Taking on the works of James Joyce is akin to an endurance sport.
The reader warms up with some poems, slowly works up to ”A Portrait of the Artist as a Young Man” and, when limber, tackles ”Ulysses” or ”Finnegans Wake,” two literary marathons.
Martin Hanley, an actor and runner, realized this more than 20 years ago while struggling with ”Finnegans Wake.” Like those in a road race, readers who make it to the finish really, really want to. So, he wondered, why not create a 10-kilometer race through this leafy suburb south of Boston in honor of Joyce?
”I figured, why not take the two worlds that are important to me and merge them into something that works as performance art?” Mr. Hanley said. ”I call it the convergence of active minds and hearts.”
And with that, the first James Joyce Ramble rolled on March 26, 1984, with more than 200 running in honor of Joyce. It made sense. Joyce was known to enjoy running; Stephen Dedalus in the semi-autobiographical ”Portrait of the Artist” did as well. The race gained renown in, and participants from, athletic, literary and Irish circles.
The popular after-party with thousands of gallons of free beer helped. But it was a joke that turned the race into something special about 15 years ago.

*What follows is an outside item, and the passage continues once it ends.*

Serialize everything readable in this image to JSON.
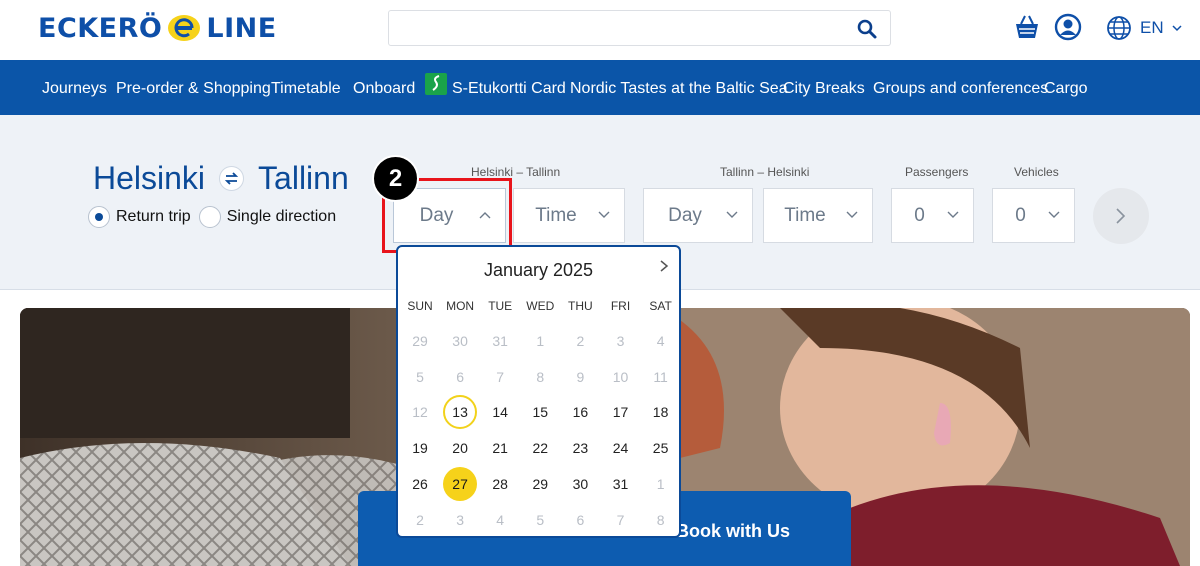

Mr. Hanley recalled that a participant thought it would be funny to read ”Ulysses” aloud as he ran and at points to stop and read to those racing by. ”I scratched my head and said, ‘This might work,’ ” Mr. Hanley said.
The following year he had actors in period garb read Joyce at various places along the 6.2-mile course through the center of town. The readings became the signature of the race, which now attracts more than 3,000 runners.
Three dozen or so actors are assigned spots on the course and read from one of six works. For this year’s race, which was run today under a bright periwinkle sky, they read from ”Finnegans Wake” during Mile 1.
In the second mile the runners were serenaded with ”Ulysses,” and Mile 3 brought Dedalus and ”Portrait.” The literary pace slowed a bit during Miles 4 and 5, with the actors reciting ”Exiles” and ”Dubliners.” Appropriately, ”The Dead” was the reading of choice for the sixth, and last, mile.
Donald Watson, 48, an actor from Melrose, Mass., stood on a stool in front of a stoplight in Dedham Square and read from ”Ulysses” as the runners breezed past him, his black wool cape fluttering in the wind.